View All Authorities »

Cited By (19)

Fox v. Hayes , 600 F.3d 819 ( 2010 )

United States v. Jimenez , 509 F.3d 682 ( 2007 )

Marcus Jones v. United States , 114 F.3d 1191 ( 1997 )

United States v. Joseph P. Ienco , 126 F.3d 1016 ( 1997 )

United States v. Joseph Ienco , 182 F.3d 517 ( 1999 )

United States v. Anselmo Carrillo and Francisco Soto , 269 F.3d 761 ( 2001 )

joseph-ienco-v-city-of-chicago-a-municipal-corporation-po-kenneth , 286 F.3d 994 ( 2002 )

joseph-p-ienco-v-kenneth-angarone-individually-and-in-his-capacity-as-a , 429 F.3d 680 ( 2005 )

Staub v. Proctor Hosp. , 560 F.3d 647 ( 2009 )

Walker v. State , 144 Md. App. 505 ( 2002 )

United States v. Gonzalez , 142 F. Supp. 2d 1052 ( 2001 )

United States v. Marzook , 435 F. Supp. 2d 708 ( 2006 )

Ienco v. Angarone , 291 F. Supp. 2d 755 ( 2003 )

Ienco v. City of Chicago , 148 F. Supp. 2d 938 ( 2001 )

Anthony Carothers v. State of Mississippi ( 2014 )

United States v. Carrillo, Anselmo ( 2001 )

Ienco, Joseph P. v. City of Chicago ( 2002 )

Ienco, Joseph P. v. Angarone, Kenneth ( 2005 )
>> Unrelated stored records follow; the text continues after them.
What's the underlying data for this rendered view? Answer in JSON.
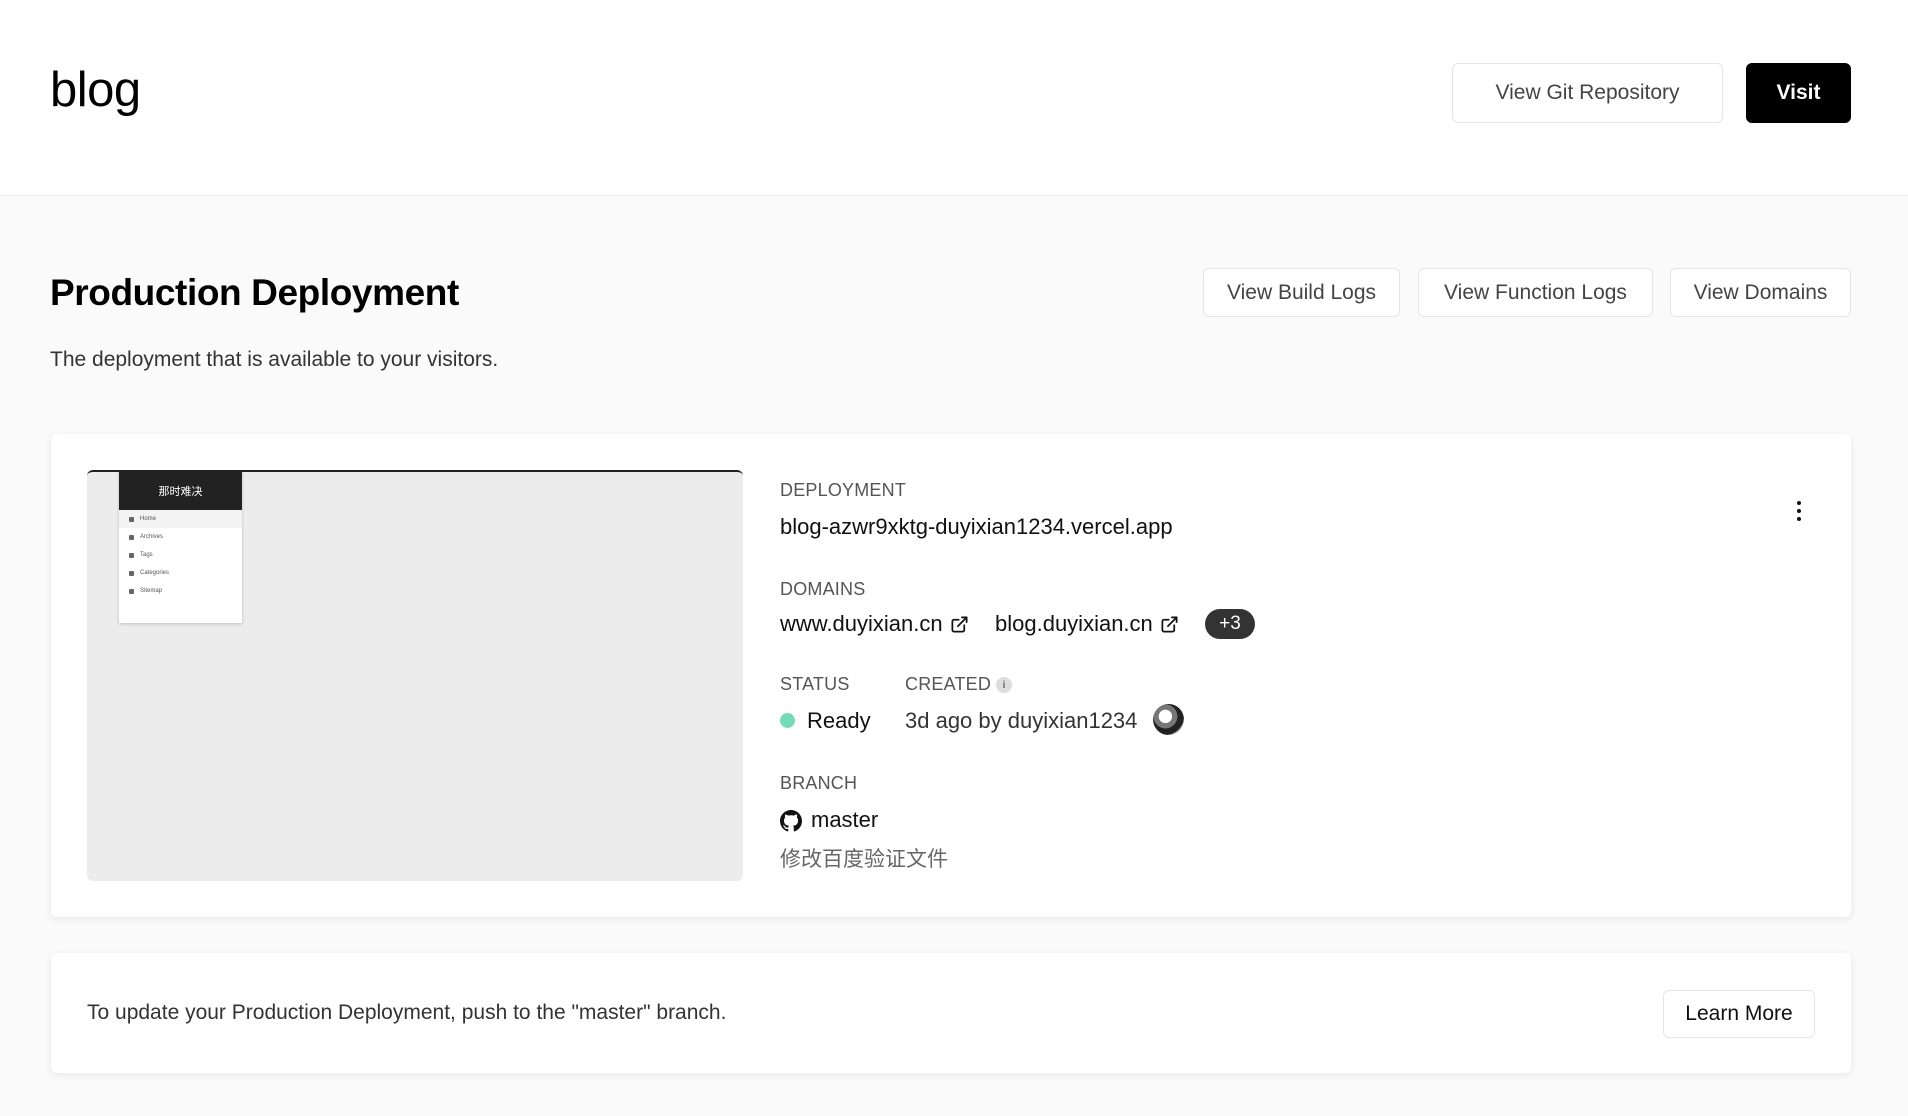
{
  "header": {
    "project_title": "blog",
    "git_button": "View Git Repository",
    "visit_button": "Visit"
  },
  "production": {
    "title": "Production Deployment",
    "subtitle": "The deployment that is available to your visitors.",
    "build_logs_button": "View Build Logs",
    "function_logs_button": "View Function Logs",
    "domains_button": "View Domains"
  },
  "preview": {
    "site_title": "那时难决",
    "menu": [
      "Home",
      "Archives",
      "Tags",
      "Categories",
      "Sitemap"
    ]
  },
  "deployment": {
    "label": "DEPLOYMENT",
    "url": "blog-azwr9xktg-duyixian1234.vercel.app",
    "domains_label": "DOMAINS",
    "domains": [
      "www.duyixian.cn",
      "blog.duyixian.cn"
    ],
    "more_domains": "+3",
    "status_label": "STATUS",
    "status": "Ready",
    "status_color": "#73dbb6",
    "created_label": "CREATED",
    "created": "3d ago by duyixian1234",
    "branch_label": "BRANCH",
    "branch": "master",
    "commit_message": "修改百度验证文件"
  },
  "footer_card": {
    "text": "To update your Production Deployment, push to the \"master\" branch.",
    "learn_more_button": "Learn More"
  }
}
Vincent Staub v. Proctor Hospital ( 2009 )

View All Citing Opinions »